• **SUPPLIED RECORDS**:
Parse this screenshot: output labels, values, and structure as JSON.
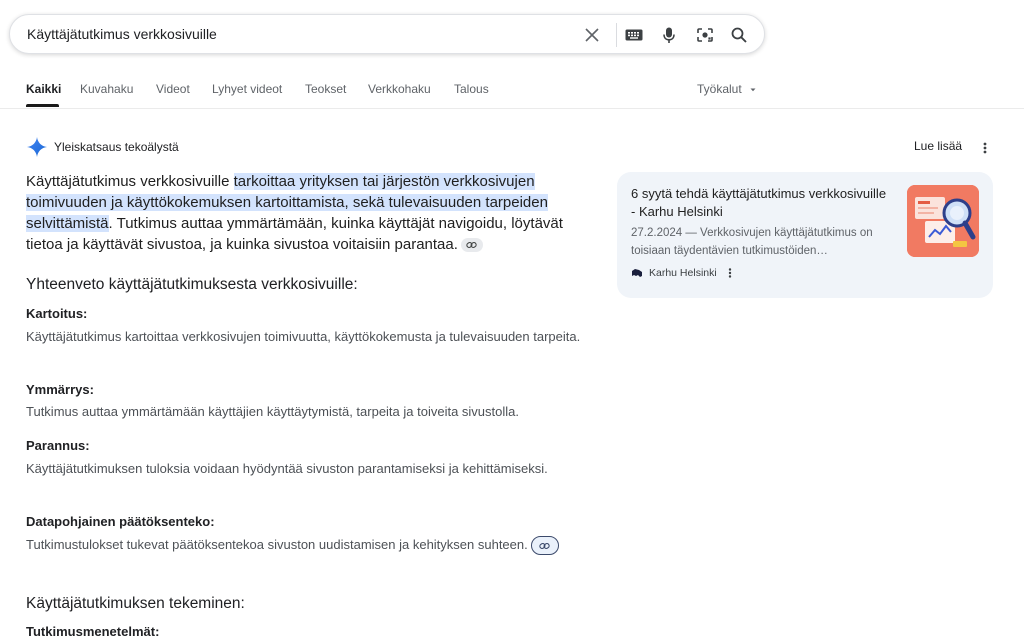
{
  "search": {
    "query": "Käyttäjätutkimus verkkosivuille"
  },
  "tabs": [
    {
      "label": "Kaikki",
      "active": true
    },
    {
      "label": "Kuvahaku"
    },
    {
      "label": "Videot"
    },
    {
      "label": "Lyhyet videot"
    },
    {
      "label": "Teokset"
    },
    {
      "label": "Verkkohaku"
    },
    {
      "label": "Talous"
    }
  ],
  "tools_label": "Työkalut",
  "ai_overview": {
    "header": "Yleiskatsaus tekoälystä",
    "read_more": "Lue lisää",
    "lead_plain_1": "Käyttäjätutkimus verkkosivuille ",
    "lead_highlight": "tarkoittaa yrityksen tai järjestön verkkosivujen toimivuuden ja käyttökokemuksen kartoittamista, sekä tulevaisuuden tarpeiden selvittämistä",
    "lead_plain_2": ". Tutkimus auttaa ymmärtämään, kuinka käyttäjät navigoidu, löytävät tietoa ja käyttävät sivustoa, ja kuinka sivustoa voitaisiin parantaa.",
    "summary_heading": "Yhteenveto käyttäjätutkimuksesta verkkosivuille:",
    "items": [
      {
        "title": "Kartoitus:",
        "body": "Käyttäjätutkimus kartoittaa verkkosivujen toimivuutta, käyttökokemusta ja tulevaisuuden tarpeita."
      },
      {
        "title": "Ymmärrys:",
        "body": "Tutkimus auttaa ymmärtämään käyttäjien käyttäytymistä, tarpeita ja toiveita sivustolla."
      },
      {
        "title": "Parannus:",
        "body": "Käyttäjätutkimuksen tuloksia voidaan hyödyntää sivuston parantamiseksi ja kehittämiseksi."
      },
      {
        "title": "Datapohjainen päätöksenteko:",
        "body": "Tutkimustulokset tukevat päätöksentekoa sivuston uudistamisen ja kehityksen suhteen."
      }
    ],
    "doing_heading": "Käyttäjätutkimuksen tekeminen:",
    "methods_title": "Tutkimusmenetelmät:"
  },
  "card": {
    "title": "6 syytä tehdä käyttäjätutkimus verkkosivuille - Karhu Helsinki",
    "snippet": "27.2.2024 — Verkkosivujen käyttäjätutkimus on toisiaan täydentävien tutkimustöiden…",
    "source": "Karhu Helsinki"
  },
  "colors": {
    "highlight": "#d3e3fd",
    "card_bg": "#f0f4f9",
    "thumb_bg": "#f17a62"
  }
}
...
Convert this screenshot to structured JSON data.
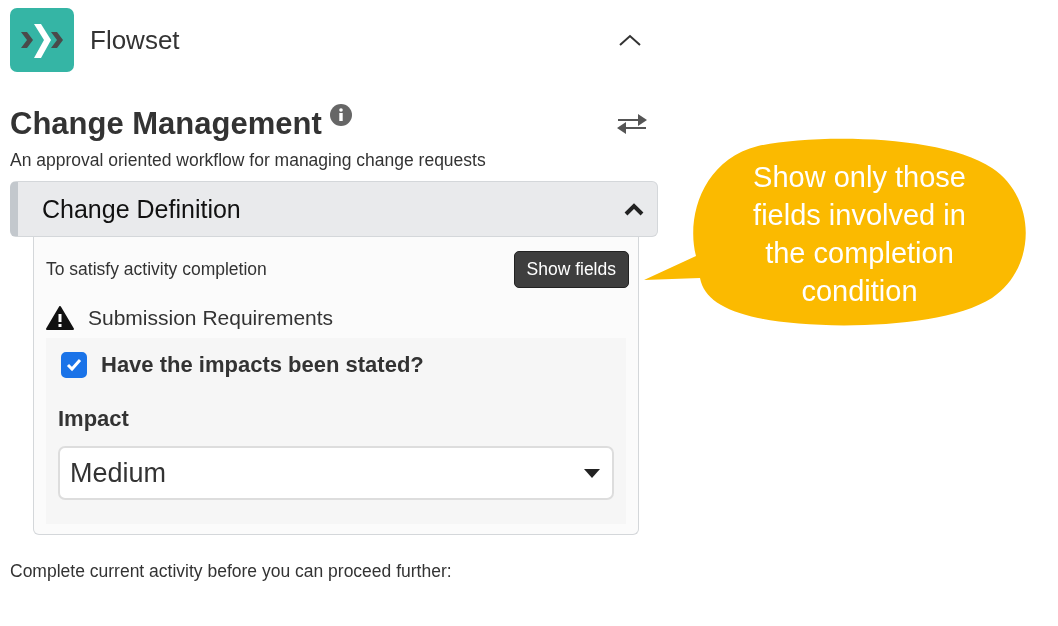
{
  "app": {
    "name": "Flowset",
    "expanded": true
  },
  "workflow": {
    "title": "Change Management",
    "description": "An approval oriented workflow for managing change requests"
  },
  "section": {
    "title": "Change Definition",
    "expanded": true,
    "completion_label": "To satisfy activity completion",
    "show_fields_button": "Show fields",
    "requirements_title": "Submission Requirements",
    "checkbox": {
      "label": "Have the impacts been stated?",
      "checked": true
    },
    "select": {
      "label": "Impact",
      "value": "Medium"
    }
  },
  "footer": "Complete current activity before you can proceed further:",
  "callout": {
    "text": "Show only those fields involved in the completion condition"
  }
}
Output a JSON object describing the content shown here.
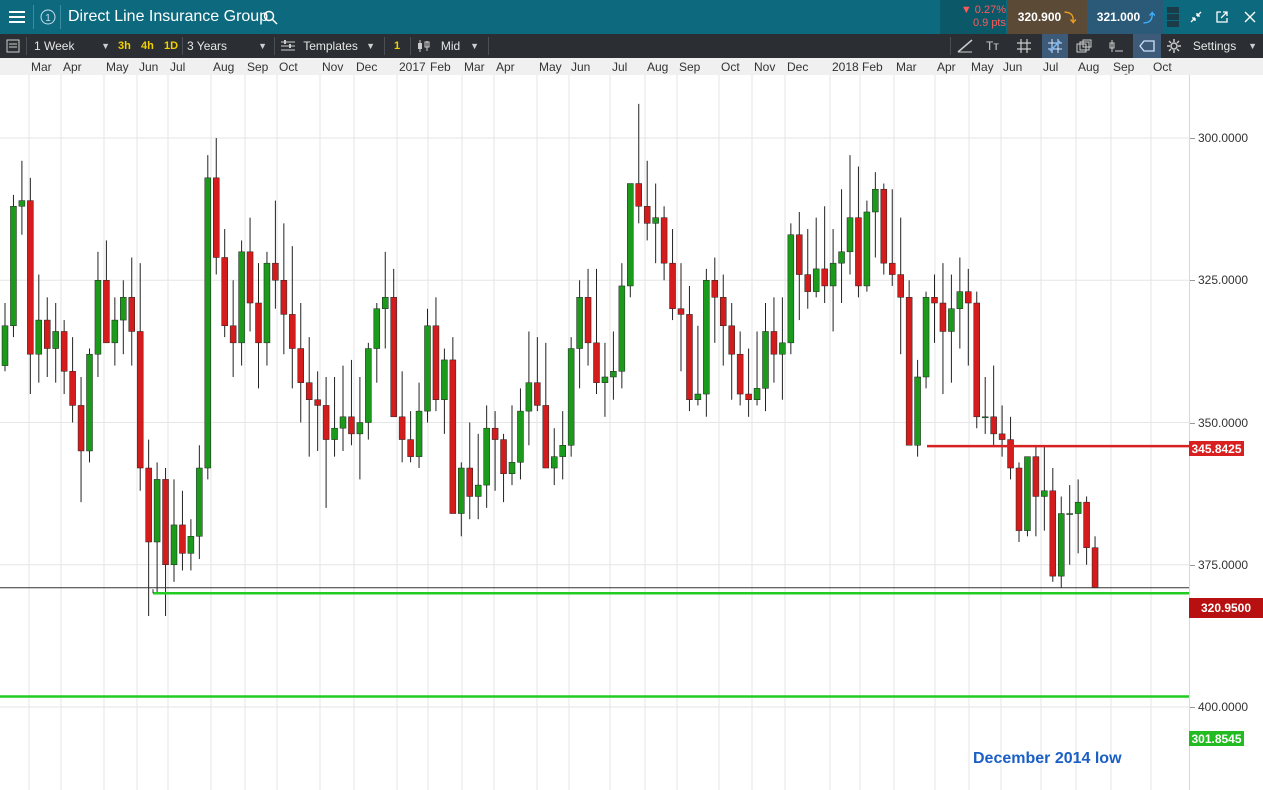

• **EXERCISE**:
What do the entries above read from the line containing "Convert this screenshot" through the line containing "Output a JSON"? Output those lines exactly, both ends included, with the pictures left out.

• **EXPECTED ANSWER**:
Convert this screenshot to structured JSON data.
{
  "app": {
    "name": "Flowset",
    "expanded": true
  },
  "workflow": {
    "title": "Change Management",
    "description": "An approval oriented workflow for managing change requests"
  },
  "section": {
    "title": "Change Definition",
    "expanded": true,
    "completion_label": "To satisfy activity completion",
    "show_fields_button": "Show fields",
    "requirements_title": "Submission Requirements",
    "checkbox": {
      "label": "Have the impacts been stated?",
      "checked": true
    },
    "select": {
      "label": "Impact",
      "value": "Medium"
    }
  },
  "footer": "Complete current activity before you can proceed further:",
  "callout": {
    "text": "Show only those fields involved in the completion condition"
  }
}
Output a JSON object describing the content shown here.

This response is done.